More than 300,000 people worldwide are taking part in ‘Veganuary’ and promising to consume no animal products for a month. The Veganuary charity, based in the UK, expects to achieve its goal of reaching 350,000 official sign-ups globally. However, it hopes the impact will be much greater than the number of people who officially sign-up online.
For example, according to Kantar research commissioned by the charity, 1.3 million people in Britain gave up animal products in January 2019 -- 10 times more than the numbers that officially signed-up to Veganuary in 2019 from the UK.
Last year 250,000 people signed up globally, of which around 15% were already vegan. Those who gave up animal products for the first time but did not stay vegan after January consumed a reduced volume of animal products until at least July 2019.
Toni Vernelli, Veganuary’s Head of Communications, said: “We knew that the ‘Veganuary Effect’ was real and many more people tried vegan in January than officially signed-up with us, but seeing the long-term impact that a one-month vegan pledge has on consumption habits - and ultimately animals’ lives - is very exciting.”
She added: “Veganuary’s aim is to get people to try vegan for one month and see how they feel. Our own surveys show about 50% choose to stay vegan as it was much easier and enjoyable than they expected, but we always hoped the other half discovered some products and recipes they loved so much they permanently swapped these for the non-vegan equivalent. Now we know that’s exactly what’s happening, and it’s great news for animals and the planet.”
Meat sales fell last year
The Veganuary event is an example of the shift towards flexitarianism among consumers, who are keen to reduce their meat consumption for health and environmental reasons.
Sales of red meat fell more by value than any other category in UK supermarkets last year, down by £185 million, according to research by Nielsen. Beef sales fell by 4% and pork by 6.4%, it said, while sales of meat-free alternatives rose by 18% to £405 million, the highest growth rate of any category.
Food companies are keen to capitalise on this trend. Pizza Hut’s chief executive Jens Hofma and Stuart Machin, managing director of food at Marks & Spencer, have said they are participating, individually at least, in Veganuary. Big companies such as the accountancy firms PwC and EY are also encouraging their staff to take part.
Innovations in the plant-based space

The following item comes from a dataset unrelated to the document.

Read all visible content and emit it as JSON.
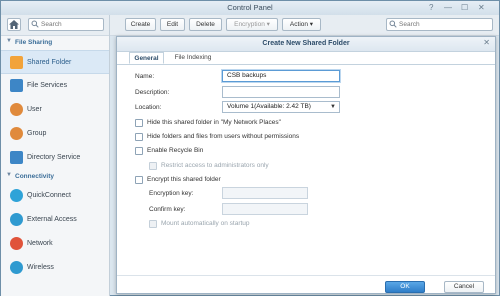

Many food companies have also timed meat-free product launches just in time for Veganuary. UK supermarket Co-op has launched what it calls its “biggest rollout of vegan products” with new brand Gro. Gro consists of 35-meat free products and will be sold in 2,000 Co-op branches in the UK and also via up to 4,000 independent retailers. The Gro launch extends Co-op's total vegan range to around 1,000 products and comes on the back of a 12% rise in sales of vegetarian products and 14% increase in sales of non-dairy milk products over the past year. Co-op added that the UK vegan market topped £1 billion for the first time last year and has doubled in the past 20 years.
Plant-based brand Oumph is also launching its vegan ribs into select Tesco stores, in the UK and Ireland this week. Another plant-based brand, Squeaky Bean, has also launched two ready-to-eat chicken-style lines in Sainsbury’s in the UK. The two new vegan lines – BBQ and Tikka Chicken-Style Pieces – mimic some of the biggest selling marinated chicken flavours, using pea and wheat proteins to achieve the same texture. They also tap into the sustainability trend by coming in recyclable card trays with a separable film, meaning there is 80% less plastic used versus equivalent plastic trays. Co-creator Sarah Augustine said: “Every shopper we spoke to said it was when eating lunch or on-the-move that they found it hardest to find a plant-based option they genuinely craved.”
Lastly, Greggs – which brought out its infamous vegan sausage roll last year – has also unveiled today (2 January) a vegan steak bake made up of 96 layers of light and crisp puff pastry, filled with Quorn pieces, diced onions, and a gravy filling.
However, as the plant-based trend gets more mainstream attention, expect its health credentials to come under increased scrutiny.
“We know that most people taking part in Veganuary are doing it for animals welfare reasons. If they’re doing it for health reasons, common sense would dictate that they should regard these items as treats,” said Veganuary's Vernelli.
Also expect questions about B12 deficiency. On the eve of Veganuary, two renowned professors warned that people eating a vegan diet need make sure they get enough B12, which is found in meat, fish, eggs and dairy products, but not in fruits, vegetables or grains.
Tom Sanders, emeritus professor of nutrition and dietetics at King's College London, said: “What concerns me is that many new people becoming vegan are unaware of the need to combine sources of plant proteins. And they're not aware of the need to ensure they have adequate levels of B12.” He added that people won't become B12 deficient by doing Veganuary because it takes three or four years to manifest.